Bobby Charles was born Robert Charles Guidry on 21st February 1938 in Abbeville, Louisiana. A native Cajun
himself, he recalled that his life “changed for ever” when he re-tuned his parents’ radio set from a local Cajun station to one playing records by Fats Domino. Most successful as a songwriter, he is regarded as one of the founding fathers of swamp pop. His own vocal style was laidback and drawling. His biggest successes were songs other artists covered, such as ‘See You Later Alligator’ by Bill Haley & His Comets; ‘Walking To New Orleans’ by Fats Domino – with whom he recorded a duet of the same song in the 1990s – and
‘(I Don’t Know Why) But I Do’ by Clarence “Frogman” Henry. It allowed him to live off the songwriting royalties for the rest of his life! Two other well-known compositions are ‘The Jealous Kind’, recorded by Joe Cocker, and ‘Tennessee Blues’ which Kris Kristofferson committed to record.
Disenchanted with the music business, Bobby disappeared from the music scene in the mid-1960s but returned in 1972 with a self-titled album on the Bearsville label on which he was accompanied by Rick Danko and several other members of the Band and Dr John. Bobby later made a rare live appearance as a guest singer on stage at The Last Waltz, the 1976 farewell concert of the Band, although his contribution was cut from Martin Scorsese’s film of the event.
Bobby Charles returned to the studio in later years, recording a European-only album called Clean Water in 1987.
In September 2007, he was inducted into The Louisiana Music Hall of Fame.
Bobby Charles lived for some years in quiet seclusion at Holly Beach on the Gulf of Mexico and became a local environmental activist. After his house was destroy ed by Hurricane Rita in 2005, he returned to Abbeville. He collapsed in his home near Abbeville and died on 14th January 2010. (Robin Dunn & Chrissie van Varik)
Around 1986, Bobby recorded enough songs for an album with the aforementioned Nelson and Young and members of their bands. One band member, Ben Keith
“…asked me if I had any new songs. I said that I did and I sang him a couple of ’em and he said, ‘Man, let’s go in the studio and do ’em right now’. So we went in, we got some time and we started doin’ some songs and before we knew it we were on our way to finishing another complete album and I just felt really good about this. This is the record that I’ve always dreamed of making. This is the first time I get to make MY record the way that I wanted to make it, from cover to cover.”

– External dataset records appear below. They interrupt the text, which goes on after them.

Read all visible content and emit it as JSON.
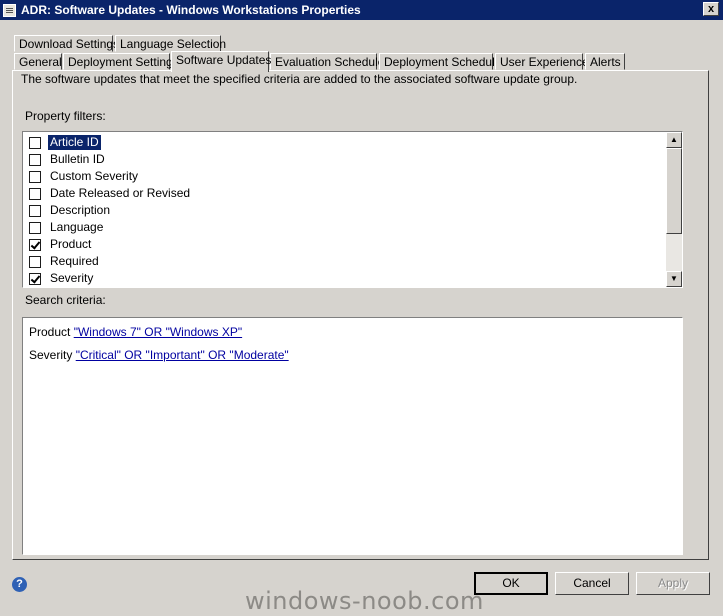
{
  "window": {
    "title": "ADR: Software Updates - Windows Workstations Properties",
    "close_glyph": "x"
  },
  "tabs_row1": [
    {
      "label": "Download Settings"
    },
    {
      "label": "Language Selection"
    }
  ],
  "tabs_row2": [
    {
      "label": "General"
    },
    {
      "label": "Deployment Settings"
    },
    {
      "label": "Software Updates",
      "active": true
    },
    {
      "label": "Evaluation Schedule"
    },
    {
      "label": "Deployment Schedule"
    },
    {
      "label": "User Experience"
    },
    {
      "label": "Alerts"
    }
  ],
  "panel": {
    "description": "The software updates that meet the specified criteria are added to the associated software update group.",
    "property_filters_label": "Property filters:",
    "search_criteria_label": "Search criteria:"
  },
  "property_filters": [
    {
      "label": "Article ID",
      "checked": false,
      "selected": true
    },
    {
      "label": "Bulletin ID",
      "checked": false
    },
    {
      "label": "Custom Severity",
      "checked": false
    },
    {
      "label": "Date Released or Revised",
      "checked": false
    },
    {
      "label": "Description",
      "checked": false
    },
    {
      "label": "Language",
      "checked": false
    },
    {
      "label": "Product",
      "checked": true
    },
    {
      "label": "Required",
      "checked": false
    },
    {
      "label": "Severity",
      "checked": true
    }
  ],
  "search_criteria": [
    {
      "field": "Product",
      "value": "\"Windows 7\" OR \"Windows XP\""
    },
    {
      "field": "Severity",
      "value": "\"Critical\" OR \"Important\" OR \"Moderate\""
    }
  ],
  "buttons": {
    "ok": "OK",
    "cancel": "Cancel",
    "apply": "Apply"
  },
  "help_glyph": "?",
  "watermark": "windows-noob.com"
}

The album in question was released in 1987. Produced by Bobby’s own Rice ‘n’ Gravy company (so-called after Bobby’s favourite Cajun dish), it was entitled ‘Clean Water’ and was issued in Germany by Zensor. It included a version of ‘But I Do’, performed in a very different manner to Clarence ‘Frogman’ Henry, plus nine more Charles compositions, many of which were well worth a place in any record collection. The title track reflected Bobby’s interest in ecology: “I’m trying to clean all the waters of the world. It’s a big project but I think we can do it”. Three years later when he autographed the sleeve of my copy of the album he wrote “Smile – Better Days are coming”. These sentiments are particularly ironic in view of the recent BP oil leakage into the Gulf of Mexico and the disastrous consequences. It is difficult to understand why airplay was so difficult to come by in Louisiana at the time when four singles were released, even though the album was not originally issued in the States.
“They play Cajun in Berlin, Germany before they play it in Lafayette, Louisiana which is the Cajun capital of the world and that’s embarrassing to me, it really is.”
Joe Allen (bass)
Bobby Charles (vocals)
Charles Cockran (piano)
Bessyl Duhon (accordion)
Mike Elliot (guitar, synth drums programing)
Karl Himmel (synth drums programing)
Jim Horn (horns)
Wayne Jackson (horns)
Ben Keith (bass, steel guitar, background vocals)
Doanner Kupper (background vocals)
Wade Benson Landry (fiddle)
Kenny Malone (percussion)
Larry Marshall (piano)
Terry McMillan (percussion, harp)
Joey Miskulin (accordion)
Tracy Nelson (background vocals)
Hrgus Robbins (piano)
Jackie Street (bass)
Bob Wilson (piano)
01. Lil’ Cajun 3.04
02. Secrets 3.27
03. Love In The Worse Degree 3.22
04. Cowboys And Indians 2.59
05. But I Do 4.26
06. Clean Water 3.10
07. Lil’ Sister 3.07
08. Party Town 3.56
09. Le Champs Elysee! 3.39
All songs written by Bobby Charles
Robert Charles Guidry (February 21, 1938 – January 14, 2010)